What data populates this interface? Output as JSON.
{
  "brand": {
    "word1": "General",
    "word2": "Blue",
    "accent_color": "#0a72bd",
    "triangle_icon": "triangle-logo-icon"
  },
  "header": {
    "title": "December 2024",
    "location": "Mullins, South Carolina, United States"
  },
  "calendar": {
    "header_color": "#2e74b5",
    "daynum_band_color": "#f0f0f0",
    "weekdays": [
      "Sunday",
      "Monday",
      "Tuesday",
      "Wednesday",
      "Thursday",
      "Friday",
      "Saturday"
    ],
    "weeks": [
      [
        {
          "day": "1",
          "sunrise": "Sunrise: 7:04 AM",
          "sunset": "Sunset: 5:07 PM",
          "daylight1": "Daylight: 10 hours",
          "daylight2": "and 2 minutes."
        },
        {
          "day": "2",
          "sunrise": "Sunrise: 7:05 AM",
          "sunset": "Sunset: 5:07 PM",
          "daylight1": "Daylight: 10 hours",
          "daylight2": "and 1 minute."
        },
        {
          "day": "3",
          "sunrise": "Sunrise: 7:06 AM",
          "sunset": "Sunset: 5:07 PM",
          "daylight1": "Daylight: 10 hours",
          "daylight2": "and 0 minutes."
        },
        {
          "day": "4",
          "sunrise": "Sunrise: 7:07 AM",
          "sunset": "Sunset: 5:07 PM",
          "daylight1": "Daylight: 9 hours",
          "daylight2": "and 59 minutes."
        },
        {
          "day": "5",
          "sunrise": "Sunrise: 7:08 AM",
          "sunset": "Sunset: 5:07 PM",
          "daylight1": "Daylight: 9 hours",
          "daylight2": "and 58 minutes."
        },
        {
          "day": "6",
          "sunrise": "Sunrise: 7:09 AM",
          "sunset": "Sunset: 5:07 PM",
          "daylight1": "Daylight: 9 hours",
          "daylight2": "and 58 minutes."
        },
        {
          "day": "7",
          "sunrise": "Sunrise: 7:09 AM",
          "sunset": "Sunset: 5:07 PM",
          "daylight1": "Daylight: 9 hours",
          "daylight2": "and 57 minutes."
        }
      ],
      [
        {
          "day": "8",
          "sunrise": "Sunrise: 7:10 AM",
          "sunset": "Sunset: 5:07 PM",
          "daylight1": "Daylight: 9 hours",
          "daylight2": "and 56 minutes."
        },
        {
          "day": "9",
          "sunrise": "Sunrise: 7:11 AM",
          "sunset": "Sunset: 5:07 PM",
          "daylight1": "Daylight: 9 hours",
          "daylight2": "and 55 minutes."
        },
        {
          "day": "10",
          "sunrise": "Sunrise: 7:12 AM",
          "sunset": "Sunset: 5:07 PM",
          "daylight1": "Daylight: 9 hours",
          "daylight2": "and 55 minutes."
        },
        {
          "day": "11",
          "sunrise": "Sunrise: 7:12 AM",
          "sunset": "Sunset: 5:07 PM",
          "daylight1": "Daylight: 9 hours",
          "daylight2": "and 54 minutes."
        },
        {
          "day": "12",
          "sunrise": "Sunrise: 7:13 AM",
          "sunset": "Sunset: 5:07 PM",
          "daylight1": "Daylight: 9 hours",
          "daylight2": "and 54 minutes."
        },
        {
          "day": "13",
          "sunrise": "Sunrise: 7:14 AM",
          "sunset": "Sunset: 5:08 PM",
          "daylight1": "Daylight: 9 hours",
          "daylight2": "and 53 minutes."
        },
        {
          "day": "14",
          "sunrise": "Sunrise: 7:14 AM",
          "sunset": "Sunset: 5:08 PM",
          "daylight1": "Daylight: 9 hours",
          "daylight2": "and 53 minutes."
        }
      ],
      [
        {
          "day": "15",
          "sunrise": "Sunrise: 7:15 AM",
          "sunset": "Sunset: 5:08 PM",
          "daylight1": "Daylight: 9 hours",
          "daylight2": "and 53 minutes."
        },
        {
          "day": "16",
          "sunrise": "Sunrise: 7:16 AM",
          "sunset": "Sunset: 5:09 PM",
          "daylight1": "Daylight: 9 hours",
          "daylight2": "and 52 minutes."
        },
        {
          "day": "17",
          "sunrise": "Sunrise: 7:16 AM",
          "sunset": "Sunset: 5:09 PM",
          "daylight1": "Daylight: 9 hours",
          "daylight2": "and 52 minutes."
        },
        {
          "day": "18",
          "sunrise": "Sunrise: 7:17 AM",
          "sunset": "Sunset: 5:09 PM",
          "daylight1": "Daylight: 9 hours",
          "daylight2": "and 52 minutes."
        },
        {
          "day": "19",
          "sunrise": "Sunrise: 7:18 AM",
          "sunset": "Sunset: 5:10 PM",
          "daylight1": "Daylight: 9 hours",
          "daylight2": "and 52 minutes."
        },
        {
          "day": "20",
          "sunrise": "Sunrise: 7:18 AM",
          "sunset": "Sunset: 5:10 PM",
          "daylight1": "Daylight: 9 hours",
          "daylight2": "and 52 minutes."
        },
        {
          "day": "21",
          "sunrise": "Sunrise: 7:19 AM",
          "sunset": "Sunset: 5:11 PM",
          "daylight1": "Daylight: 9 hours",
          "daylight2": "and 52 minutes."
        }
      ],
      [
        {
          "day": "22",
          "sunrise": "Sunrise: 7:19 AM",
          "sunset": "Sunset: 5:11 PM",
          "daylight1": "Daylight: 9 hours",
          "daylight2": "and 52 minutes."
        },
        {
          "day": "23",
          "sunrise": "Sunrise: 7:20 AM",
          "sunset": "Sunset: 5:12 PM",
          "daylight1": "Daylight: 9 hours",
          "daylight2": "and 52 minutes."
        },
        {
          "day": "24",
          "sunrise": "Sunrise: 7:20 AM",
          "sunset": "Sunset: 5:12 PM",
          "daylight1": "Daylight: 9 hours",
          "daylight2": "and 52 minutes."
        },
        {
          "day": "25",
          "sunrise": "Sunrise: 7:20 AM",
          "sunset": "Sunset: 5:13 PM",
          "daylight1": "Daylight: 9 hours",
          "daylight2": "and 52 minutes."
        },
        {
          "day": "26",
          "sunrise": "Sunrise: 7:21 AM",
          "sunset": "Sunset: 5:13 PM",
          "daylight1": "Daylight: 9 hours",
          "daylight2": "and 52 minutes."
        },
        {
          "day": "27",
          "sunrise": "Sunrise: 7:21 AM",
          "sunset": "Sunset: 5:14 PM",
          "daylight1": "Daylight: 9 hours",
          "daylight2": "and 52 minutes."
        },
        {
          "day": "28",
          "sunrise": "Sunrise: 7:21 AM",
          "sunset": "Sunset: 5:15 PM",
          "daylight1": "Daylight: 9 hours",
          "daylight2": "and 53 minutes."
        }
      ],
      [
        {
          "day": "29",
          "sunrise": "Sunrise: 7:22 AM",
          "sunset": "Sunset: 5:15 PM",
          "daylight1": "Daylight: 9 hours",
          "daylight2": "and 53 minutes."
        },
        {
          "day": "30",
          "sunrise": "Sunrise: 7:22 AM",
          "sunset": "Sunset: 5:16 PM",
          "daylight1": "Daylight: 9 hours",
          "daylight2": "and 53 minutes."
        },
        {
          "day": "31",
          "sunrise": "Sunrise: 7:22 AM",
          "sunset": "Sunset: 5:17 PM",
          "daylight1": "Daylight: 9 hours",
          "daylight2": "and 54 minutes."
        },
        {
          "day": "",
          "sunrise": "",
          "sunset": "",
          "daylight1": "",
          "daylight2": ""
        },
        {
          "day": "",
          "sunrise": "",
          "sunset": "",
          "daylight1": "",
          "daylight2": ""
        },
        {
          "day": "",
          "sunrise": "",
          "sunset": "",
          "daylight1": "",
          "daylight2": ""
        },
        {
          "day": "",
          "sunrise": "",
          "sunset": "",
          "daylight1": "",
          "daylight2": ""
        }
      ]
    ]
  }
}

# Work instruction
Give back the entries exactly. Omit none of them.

# Finished task
What data populates this interface? Output as JSON.
{
  "brand": {
    "word1": "General",
    "word2": "Blue",
    "accent_color": "#0a72bd",
    "triangle_icon": "triangle-logo-icon"
  },
  "header": {
    "title": "December 2024",
    "location": "Mullins, South Carolina, United States"
  },
  "calendar": {
    "header_color": "#2e74b5",
    "daynum_band_color": "#f0f0f0",
    "weekdays": [
      "Sunday",
      "Monday",
      "Tuesday",
      "Wednesday",
      "Thursday",
      "Friday",
      "Saturday"
    ],
    "weeks": [
      [
        {
          "day": "1",
          "sunrise": "Sunrise: 7:04 AM",
          "sunset": "Sunset: 5:07 PM",
          "daylight1": "Daylight: 10 hours",
          "daylight2": "and 2 minutes."
        },
        {
          "day": "2",
          "sunrise": "Sunrise: 7:05 AM",
          "sunset": "Sunset: 5:07 PM",
          "daylight1": "Daylight: 10 hours",
          "daylight2": "and 1 minute."
        },
        {
          "day": "3",
          "sunrise": "Sunrise: 7:06 AM",
          "sunset": "Sunset: 5:07 PM",
          "daylight1": "Daylight: 10 hours",
          "daylight2": "and 0 minutes."
        },
        {
          "day": "4",
          "sunrise": "Sunrise: 7:07 AM",
          "sunset": "Sunset: 5:07 PM",
          "daylight1": "Daylight: 9 hours",
          "daylight2": "and 59 minutes."
        },
        {
          "day": "5",
          "sunrise": "Sunrise: 7:08 AM",
          "sunset": "Sunset: 5:07 PM",
          "daylight1": "Daylight: 9 hours",
          "daylight2": "and 58 minutes."
        },
        {
          "day": "6",
          "sunrise": "Sunrise: 7:09 AM",
          "sunset": "Sunset: 5:07 PM",
          "daylight1": "Daylight: 9 hours",
          "daylight2": "and 58 minutes."
        },
        {
          "day": "7",
          "sunrise": "Sunrise: 7:09 AM",
          "sunset": "Sunset: 5:07 PM",
          "daylight1": "Daylight: 9 hours",
          "daylight2": "and 57 minutes."
        }
      ],
      [
        {
          "day": "8",
          "sunrise": "Sunrise: 7:10 AM",
          "sunset": "Sunset: 5:07 PM",
          "daylight1": "Daylight: 9 hours",
          "daylight2": "and 56 minutes."
        },
        {
          "day": "9",
          "sunrise": "Sunrise: 7:11 AM",
          "sunset": "Sunset: 5:07 PM",
          "daylight1": "Daylight: 9 hours",
          "daylight2": "and 55 minutes."
        },
        {
          "day": "10",
          "sunrise": "Sunrise: 7:12 AM",
          "sunset": "Sunset: 5:07 PM",
          "daylight1": "Daylight: 9 hours",
          "daylight2": "and 55 minutes."
        },
        {
          "day": "11",
          "sunrise": "Sunrise: 7:12 AM",
          "sunset": "Sunset: 5:07 PM",
          "daylight1": "Daylight: 9 hours",
          "daylight2": "and 54 minutes."
        },
        {
          "day": "12",
          "sunrise": "Sunrise: 7:13 AM",
          "sunset": "Sunset: 5:07 PM",
          "daylight1": "Daylight: 9 hours",
          "daylight2": "and 54 minutes."
        },
        {
          "day": "13",
          "sunrise": "Sunrise: 7:14 AM",
          "sunset": "Sunset: 5:08 PM",
          "daylight1": "Daylight: 9 hours",
          "daylight2": "and 53 minutes."
        },
        {
          "day": "14",
          "sunrise": "Sunrise: 7:14 AM",
          "sunset": "Sunset: 5:08 PM",
          "daylight1": "Daylight: 9 hours",
          "daylight2": "and 53 minutes."
        }
      ],
      [
        {
          "day": "15",
          "sunrise": "Sunrise: 7:15 AM",
          "sunset": "Sunset: 5:08 PM",
          "daylight1": "Daylight: 9 hours",
          "daylight2": "and 53 minutes."
        },
        {
          "day": "16",
          "sunrise": "Sunrise: 7:16 AM",
          "sunset": "Sunset: 5:09 PM",
          "daylight1": "Daylight: 9 hours",
          "daylight2": "and 52 minutes."
        },
        {
          "day": "17",
          "sunrise": "Sunrise: 7:16 AM",
          "sunset": "Sunset: 5:09 PM",
          "daylight1": "Daylight: 9 hours",
          "daylight2": "and 52 minutes."
        },
        {
          "day": "18",
          "sunrise": "Sunrise: 7:17 AM",
          "sunset": "Sunset: 5:09 PM",
          "daylight1": "Daylight: 9 hours",
          "daylight2": "and 52 minutes."
        },
        {
          "day": "19",
          "sunrise": "Sunrise: 7:18 AM",
          "sunset": "Sunset: 5:10 PM",
          "daylight1": "Daylight: 9 hours",
          "daylight2": "and 52 minutes."
        },
        {
          "day": "20",
          "sunrise": "Sunrise: 7:18 AM",
          "sunset": "Sunset: 5:10 PM",
          "daylight1": "Daylight: 9 hours",
          "daylight2": "and 52 minutes."
        },
        {
          "day": "21",
          "sunrise": "Sunrise: 7:19 AM",
          "sunset": "Sunset: 5:11 PM",
          "daylight1": "Daylight: 9 hours",
          "daylight2": "and 52 minutes."
        }
      ],
      [
        {
          "day": "22",
          "sunrise": "Sunrise: 7:19 AM",
          "sunset": "Sunset: 5:11 PM",
          "daylight1": "Daylight: 9 hours",
          "daylight2": "and 52 minutes."
        },
        {
          "day": "23",
          "sunrise": "Sunrise: 7:20 AM",
          "sunset": "Sunset: 5:12 PM",
          "daylight1": "Daylight: 9 hours",
          "daylight2": "and 52 minutes."
        },
        {
          "day": "24",
          "sunrise": "Sunrise: 7:20 AM",
          "sunset": "Sunset: 5:12 PM",
          "daylight1": "Daylight: 9 hours",
          "daylight2": "and 52 minutes."
        },
        {
          "day": "25",
          "sunrise": "Sunrise: 7:20 AM",
          "sunset": "Sunset: 5:13 PM",
          "daylight1": "Daylight: 9 hours",
          "daylight2": "and 52 minutes."
        },
        {
          "day": "26",
          "sunrise": "Sunrise: 7:21 AM",
          "sunset": "Sunset: 5:13 PM",
          "daylight1": "Daylight: 9 hours",
          "daylight2": "and 52 minutes."
        },
        {
          "day": "27",
          "sunrise": "Sunrise: 7:21 AM",
          "sunset": "Sunset: 5:14 PM",
          "daylight1": "Daylight: 9 hours",
          "daylight2": "and 52 minutes."
        },
        {
          "day": "28",
          "sunrise": "Sunrise: 7:21 AM",
          "sunset": "Sunset: 5:15 PM",
          "daylight1": "Daylight: 9 hours",
          "daylight2": "and 53 minutes."
        }
      ],
      [
        {
          "day": "29",
          "sunrise": "Sunrise: 7:22 AM",
          "sunset": "Sunset: 5:15 PM",
          "daylight1": "Daylight: 9 hours",
          "daylight2": "and 53 minutes."
        },
        {
          "day": "30",
          "sunrise": "Sunrise: 7:22 AM",
          "sunset": "Sunset: 5:16 PM",
          "daylight1": "Daylight: 9 hours",
          "daylight2": "and 53 minutes."
        },
        {
          "day": "31",
          "sunrise": "Sunrise: 7:22 AM",
          "sunset": "Sunset: 5:17 PM",
          "daylight1": "Daylight: 9 hours",
          "daylight2": "and 54 minutes."
        },
        {
          "day": "",
          "sunrise": "",
          "sunset": "",
          "daylight1": "",
          "daylight2": ""
        },
        {
          "day": "",
          "sunrise": "",
          "sunset": "",
          "daylight1": "",
          "daylight2": ""
        },
        {
          "day": "",
          "sunrise": "",
          "sunset": "",
          "daylight1": "",
          "daylight2": ""
        },
        {
          "day": "",
          "sunrise": "",
          "sunset": "",
          "daylight1": "",
          "daylight2": ""
        }
      ]
    ]
  }
}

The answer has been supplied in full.